Everything You Need to Know About Wills

What Is The Purpose Of Having A Will Drafted?

A will is a legally binding document that clearly identifies who should inherit what property after that person passes away. Recipients are often spouses, children, charitable organizations, or next-of-kin. Wills can also outline a guardian to take care of minor children. The intention is to avoid legal disputes over inheritance after the death of a family member.


What Makes A Will Valid?

-The testator (person drafting the will) is at least 18 years old and of sound mind,
-The inclusion of a statement explicitly declaring that the document is the testator’s will,
-The will is typed/computer-printed (except in the case of ‘holographic,’ or handwritten wills, which do not hold up in court in several states),
-The document disposes property or appoints a guardian for minor children,
-There is an executor that is appointed, and
-There were at least two witnesses to the testator signing the will.

Some other considerations to keep in mind:

-The testator must sign and date the end of the will in ink,
-The signature must match the name that appears in the will,
-The witness must explicitly see the testator sign the will,
-The witnesses must also sign the will,
-The witnesses cannot be under the age of 18,
-The witnesses must not be beneficiaries of the will.


What Happens To My Property And Children If I Pass Away Without Preparing A Will?

If a person dies without preparing a will, the state’s laws of intestate successions governs the inheritance rights. Generally, a spouse and children are the first in line to inherit a deceased’s property. If there is no spouse or children to pass the property onto, the state typically follows the next-of-kin to find the closest relatives to the deceased. If there are no relatives that qualify under a state’s intestate succession laws, then the state receives all of the property. If a guardian of a minor dies without a will and a succession of guardianship laid out, then the state will determine who will become the guardian of the children and inherit the money.

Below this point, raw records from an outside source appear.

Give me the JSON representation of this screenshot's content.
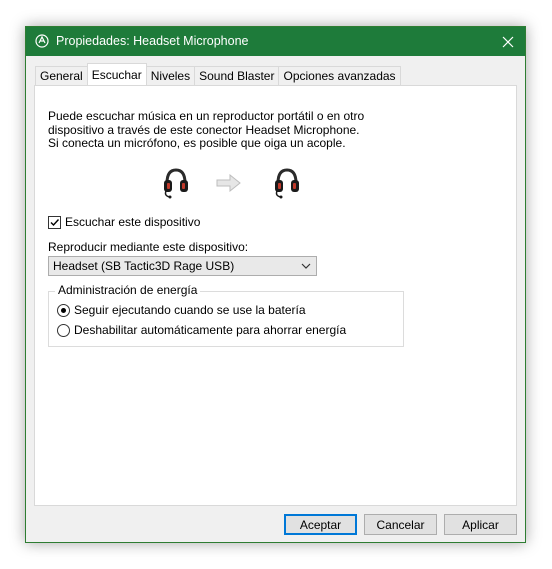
{
  "window": {
    "title": "Propiedades: Headset Microphone",
    "accent_color": "#1e7b3a"
  },
  "tabs": [
    {
      "label": "General"
    },
    {
      "label": "Escuchar",
      "active": true
    },
    {
      "label": "Niveles"
    },
    {
      "label": "Sound Blaster"
    },
    {
      "label": "Opciones avanzadas"
    }
  ],
  "panel": {
    "description": "Puede escuchar música en un reproductor portátil o en otro dispositivo a través de este conector Headset Microphone. Si conecta un micrófono, es posible que oiga un acople.",
    "icons": {
      "source": "headset-icon",
      "arrow": "arrow-right-icon",
      "target": "headset-icon"
    },
    "listen_checkbox": {
      "label": "Escuchar este dispositivo",
      "checked": true
    },
    "playback_label": "Reproducir mediante este dispositivo:",
    "playback_device": "Headset (SB Tactic3D Rage USB)",
    "power": {
      "title": "Administración de energía",
      "options": [
        {
          "label": "Seguir ejecutando cuando se use la batería",
          "checked": true
        },
        {
          "label": "Deshabilitar automáticamente para ahorrar energía",
          "checked": false
        }
      ]
    }
  },
  "buttons": {
    "ok": "Aceptar",
    "cancel": "Cancelar",
    "apply": "Aplicar"
  }
}
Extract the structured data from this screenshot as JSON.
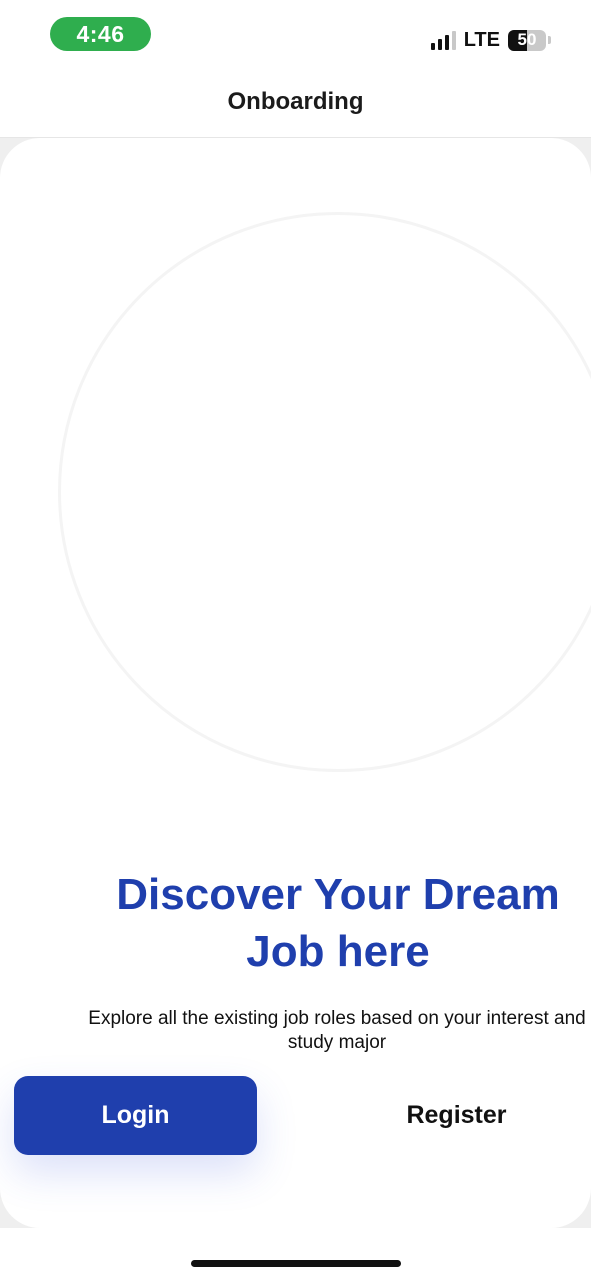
{
  "status_bar": {
    "time": "4:46",
    "network": "LTE",
    "battery_percent": "50",
    "signal_icon": "cellular-signal-icon",
    "battery_icon": "battery-icon",
    "time_pill_color": "#2fae4e"
  },
  "nav": {
    "title": "Onboarding"
  },
  "onboarding": {
    "headline_line1": "Discover Your Dream",
    "headline_line2": "Job here",
    "description": "Explore all the existing job roles based on your interest and study major"
  },
  "actions": {
    "login_label": "Login",
    "register_label": "Register"
  },
  "colors": {
    "primary": "#1f3fad",
    "text": "#111111"
  }
}
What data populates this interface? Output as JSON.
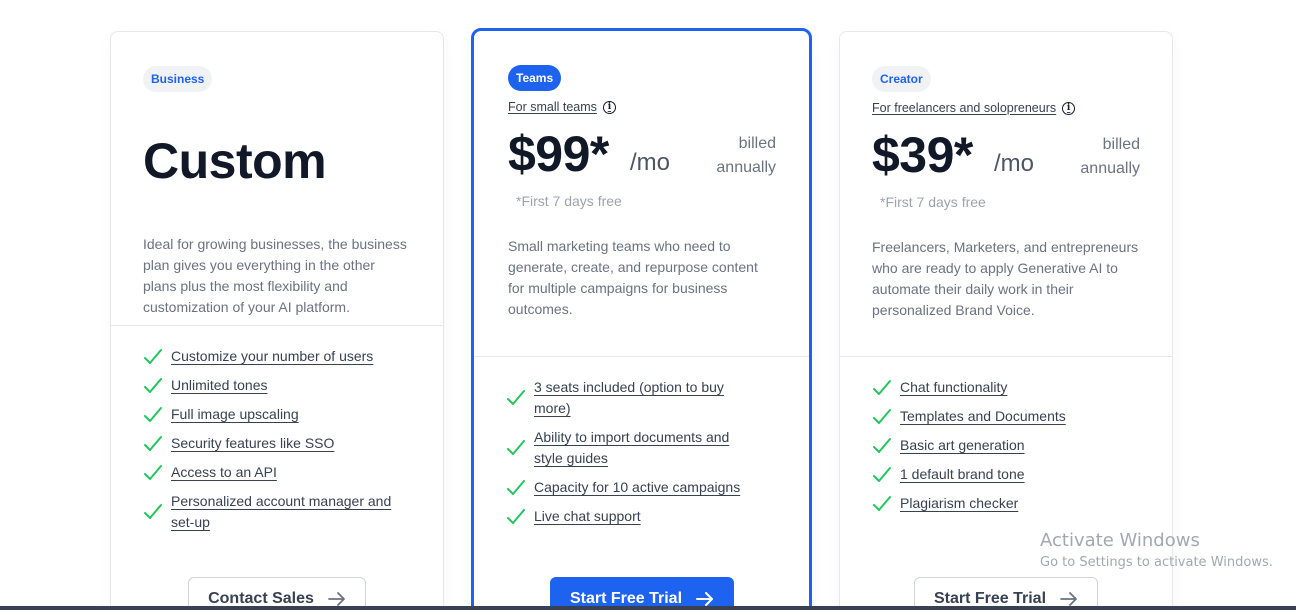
{
  "plans": {
    "business": {
      "badge": "Business",
      "title": "Custom",
      "description": "Ideal for growing businesses, the business plan gives you everything in the other plans plus the most flexibility and customization of your AI platform.",
      "features": [
        "Customize your number of users",
        "Unlimited tones",
        "Full image upscaling",
        "Security features like SSO",
        "Access to an API",
        "Personalized account manager and set-up"
      ],
      "cta": "Contact Sales"
    },
    "teams": {
      "badge": "Teams",
      "subtitle": "For small teams",
      "price": "$99*",
      "per": "/mo",
      "billed": "billed annually",
      "trial_note": "*First 7 days free",
      "description": "Small marketing teams who need to generate, create, and repurpose content for multiple campaigns for business outcomes.",
      "features": [
        "3 seats included (option to buy more)",
        "Ability to import documents and style guides",
        "Capacity for 10 active campaigns",
        "Live chat support"
      ],
      "cta": "Start Free Trial"
    },
    "creator": {
      "badge": "Creator",
      "subtitle": "For freelancers and solopreneurs",
      "price": "$39*",
      "per": "/mo",
      "billed": "billed annually",
      "trial_note": "*First 7 days free",
      "description": "Freelancers, Marketers, and entrepreneurs who are ready to apply Generative AI to automate their daily work in their personalized Brand Voice.",
      "features": [
        "Chat functionality",
        "Templates and Documents",
        "Basic art generation",
        "1 default brand tone",
        "Plagiarism checker"
      ],
      "cta": "Start Free Trial"
    }
  },
  "watermark": {
    "title": "Activate Windows",
    "subtitle": "Go to Settings to activate Windows."
  },
  "icons": {
    "check": "check-icon",
    "arrow": "arrow-right-icon",
    "info": "info-icon"
  },
  "colors": {
    "accent": "#1e63f0",
    "check": "#22c55e",
    "text": "#111827",
    "muted": "#6b7280"
  }
}
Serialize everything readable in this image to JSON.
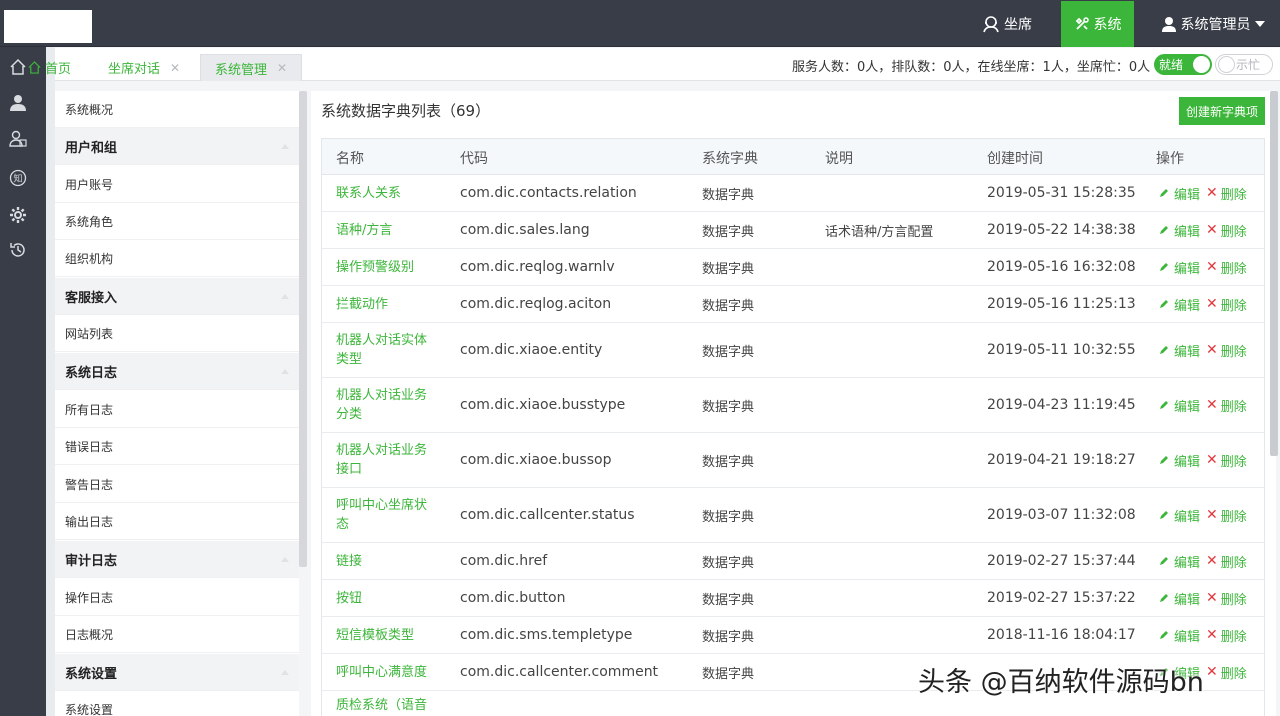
{
  "topbar": {
    "agent_label": "坐席",
    "system_label": "系统",
    "user_label": "系统管理员"
  },
  "rail": {
    "icons": [
      "home-icon",
      "user-icon",
      "contacts-icon",
      "knowledge-icon",
      "settings-icon",
      "history-icon"
    ],
    "knowledge_glyph": "知"
  },
  "tabs": [
    {
      "label": "首页"
    },
    {
      "label": "坐席对话"
    },
    {
      "label": "系统管理"
    }
  ],
  "status": {
    "text": "服务人数：0人，排队数：0人，在线坐席：1人，坐席忙：0人",
    "ready_label": "就绪",
    "busy_label": "示忙"
  },
  "sidemenu": [
    {
      "label": "系统概况",
      "group": false
    },
    {
      "label": "用户和组",
      "group": true
    },
    {
      "label": "用户账号",
      "group": false
    },
    {
      "label": "系统角色",
      "group": false
    },
    {
      "label": "组织机构",
      "group": false
    },
    {
      "label": "客服接入",
      "group": true
    },
    {
      "label": "网站列表",
      "group": false
    },
    {
      "label": "系统日志",
      "group": true
    },
    {
      "label": "所有日志",
      "group": false
    },
    {
      "label": "错误日志",
      "group": false
    },
    {
      "label": "警告日志",
      "group": false
    },
    {
      "label": "输出日志",
      "group": false
    },
    {
      "label": "审计日志",
      "group": true
    },
    {
      "label": "操作日志",
      "group": false
    },
    {
      "label": "日志概况",
      "group": false
    },
    {
      "label": "系统设置",
      "group": true
    },
    {
      "label": "系统设置",
      "group": false
    }
  ],
  "main": {
    "title": "系统数据字典列表（69）",
    "create_label": "创建新字典项",
    "columns": [
      "名称",
      "代码",
      "系统字典",
      "说明",
      "创建时间",
      "操作"
    ],
    "edit_label": "编辑",
    "delete_label": "删除",
    "rows": [
      {
        "name": "联系人关系",
        "code": "com.dic.contacts.relation",
        "sys": "数据字典",
        "desc": "",
        "time": "2019-05-31 15:28:35"
      },
      {
        "name": "语种/方言",
        "code": "com.dic.sales.lang",
        "sys": "数据字典",
        "desc": "话术语种/方言配置",
        "time": "2019-05-22 14:38:38"
      },
      {
        "name": "操作预警级别",
        "code": "com.dic.reqlog.warnlv",
        "sys": "数据字典",
        "desc": "",
        "time": "2019-05-16 16:32:08"
      },
      {
        "name": "拦截动作",
        "code": "com.dic.reqlog.aciton",
        "sys": "数据字典",
        "desc": "",
        "time": "2019-05-16 11:25:13"
      },
      {
        "name": "机器人对话实体类型",
        "code": "com.dic.xiaoe.entity",
        "sys": "数据字典",
        "desc": "",
        "time": "2019-05-11 10:32:55"
      },
      {
        "name": "机器人对话业务分类",
        "code": "com.dic.xiaoe.busstype",
        "sys": "数据字典",
        "desc": "",
        "time": "2019-04-23 11:19:45"
      },
      {
        "name": "机器人对话业务接口",
        "code": "com.dic.xiaoe.bussop",
        "sys": "数据字典",
        "desc": "",
        "time": "2019-04-21 19:18:27"
      },
      {
        "name": "呼叫中心坐席状态",
        "code": "com.dic.callcenter.status",
        "sys": "数据字典",
        "desc": "",
        "time": "2019-03-07 11:32:08"
      },
      {
        "name": "链接",
        "code": "com.dic.href",
        "sys": "数据字典",
        "desc": "",
        "time": "2019-02-27 15:37:44"
      },
      {
        "name": "按钮",
        "code": "com.dic.button",
        "sys": "数据字典",
        "desc": "",
        "time": "2019-02-27 15:37:22"
      },
      {
        "name": "短信模板类型",
        "code": "com.dic.sms.templetype",
        "sys": "数据字典",
        "desc": "",
        "time": "2018-11-16 18:04:17"
      },
      {
        "name": "呼叫中心满意度",
        "code": "com.dic.callcenter.comment",
        "sys": "数据字典",
        "desc": "",
        "time": ""
      },
      {
        "name": "质检系统（语音",
        "code": "",
        "sys": "",
        "desc": "",
        "time": ""
      }
    ]
  },
  "watermark": "头条 @百纳软件源码bn",
  "colors": {
    "accent": "#3cb63a",
    "topbar": "#393d47",
    "danger": "#e4393c"
  }
}
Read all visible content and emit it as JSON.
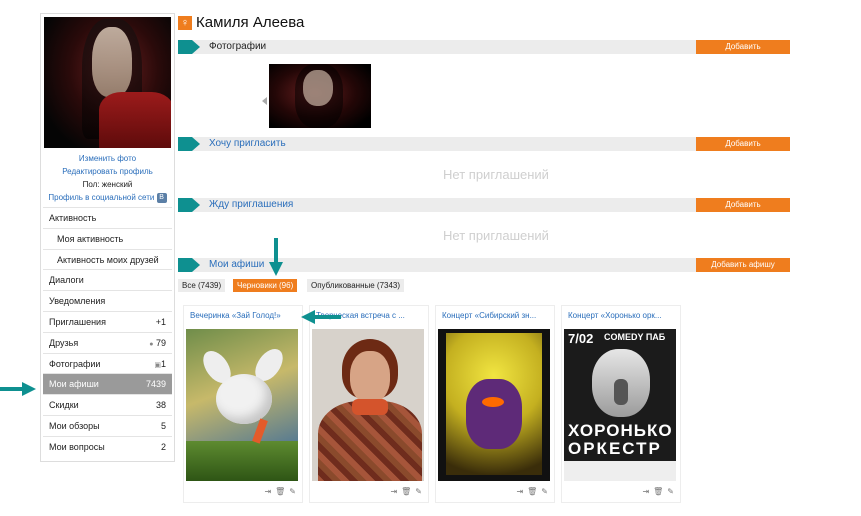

Do I Need A Lawyer To Draft A Valid Will?

The short answer is no, state laws do not require the assistance of a lawyer when preparing a will. That being said, some wills involve very complex legal issues, so even if you draft your own will, it’s always best practice to consult with a lawyer before determining your will is finished.


Can My Will Be Handwritten?

In roughly half of the states, a person may create a ‘holographic will’ (a handwritten will). Unlike other wills, witnesses are unnecessary for holographic wills, but some states require that the testator (the person filing the will) handwrite the entire holographic will from start to finish. Be cautious going this route though, as many probate courts are hesitant to acknowledge the validity of these wills, since it is very difficult to verify.


Can I Disinherit My Spouse?

In community property states, a spouse is legally entitled to half of the property earned during the marriage. While you may delegate your half of the property however you choose, your spouse will still be entitled to their share of the community property. In states where common law governs inheritance, a person may disinherit a spouse through a will. That being said, common law does protect the surviving spouse from complete disinheritance.


If you found this article helpful, be sure to read Will And Estate Planning FAQ.

Need advice?
Revised: Feb. 11, 2016, 6:03 p.m.
Return to blog